Monetary policy comes full circle in 2018 (Livemint)
The year 2018 is significant for two developments in monetary economics.
First, this year marks the 50th anniversary of Milton Friedman’s landmark lecture titled “The role of monetary policy". Before the lecture, the Phillips curve, which showed that there was a trade-off between inflation and unemployment, dominated policy thinking. Thus, the policy could be tinkered to achieve the desired objectives—lower unemployment and higher inflation, or vice versa.
Friedman instead argued that monetary policy can only impact nominal variables, such as prices, and not real variables such as the gross domestic product and employment.
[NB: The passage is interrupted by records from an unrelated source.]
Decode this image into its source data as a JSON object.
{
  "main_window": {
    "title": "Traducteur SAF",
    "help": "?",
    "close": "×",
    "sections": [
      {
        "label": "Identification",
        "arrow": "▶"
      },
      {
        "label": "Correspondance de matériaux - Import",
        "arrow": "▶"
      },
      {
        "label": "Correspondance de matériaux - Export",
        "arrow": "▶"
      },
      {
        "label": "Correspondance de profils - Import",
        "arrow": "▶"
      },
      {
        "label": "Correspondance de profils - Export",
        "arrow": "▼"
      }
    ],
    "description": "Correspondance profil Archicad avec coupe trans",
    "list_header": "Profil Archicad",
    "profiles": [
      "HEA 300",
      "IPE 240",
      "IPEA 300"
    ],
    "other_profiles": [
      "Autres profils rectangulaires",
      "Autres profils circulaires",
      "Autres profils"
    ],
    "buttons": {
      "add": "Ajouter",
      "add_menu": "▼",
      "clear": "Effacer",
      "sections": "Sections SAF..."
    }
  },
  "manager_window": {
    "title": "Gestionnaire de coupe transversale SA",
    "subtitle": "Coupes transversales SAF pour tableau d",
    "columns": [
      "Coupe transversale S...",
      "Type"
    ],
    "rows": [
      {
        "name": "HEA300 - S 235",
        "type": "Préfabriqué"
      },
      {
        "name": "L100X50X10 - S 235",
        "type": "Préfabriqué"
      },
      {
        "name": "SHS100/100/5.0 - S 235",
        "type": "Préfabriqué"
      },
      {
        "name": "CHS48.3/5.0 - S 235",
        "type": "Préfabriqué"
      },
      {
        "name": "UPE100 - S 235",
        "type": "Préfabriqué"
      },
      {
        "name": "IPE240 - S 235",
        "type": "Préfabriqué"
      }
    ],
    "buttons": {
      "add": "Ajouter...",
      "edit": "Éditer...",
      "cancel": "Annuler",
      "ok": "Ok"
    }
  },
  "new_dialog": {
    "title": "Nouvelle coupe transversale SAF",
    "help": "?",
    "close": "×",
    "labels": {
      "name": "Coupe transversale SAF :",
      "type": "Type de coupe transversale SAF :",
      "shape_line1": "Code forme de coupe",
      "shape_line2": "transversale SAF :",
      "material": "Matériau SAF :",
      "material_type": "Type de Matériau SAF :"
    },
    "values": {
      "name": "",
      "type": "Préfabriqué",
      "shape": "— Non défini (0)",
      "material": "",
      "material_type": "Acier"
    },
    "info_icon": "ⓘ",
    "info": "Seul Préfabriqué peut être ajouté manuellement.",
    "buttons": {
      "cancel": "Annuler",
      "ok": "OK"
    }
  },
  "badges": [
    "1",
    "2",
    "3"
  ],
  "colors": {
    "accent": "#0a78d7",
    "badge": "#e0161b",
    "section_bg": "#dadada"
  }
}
The so-called trade-off was only for the short run, and any tinkering would result in higher inflation over the long run. Thus, he argued, the central banks should focus on inflation—something that turned the accepted wisdom on its head. That the lecture continues to be celebrated shows the remarkable longevity of his ideas. In the history of economic thought, Friedman’s arguments were not new. It was both the timing of the lecture—when both inflation and unemployment were rising—and Friedman’s oratory skills which contributed to making his lecture iconic.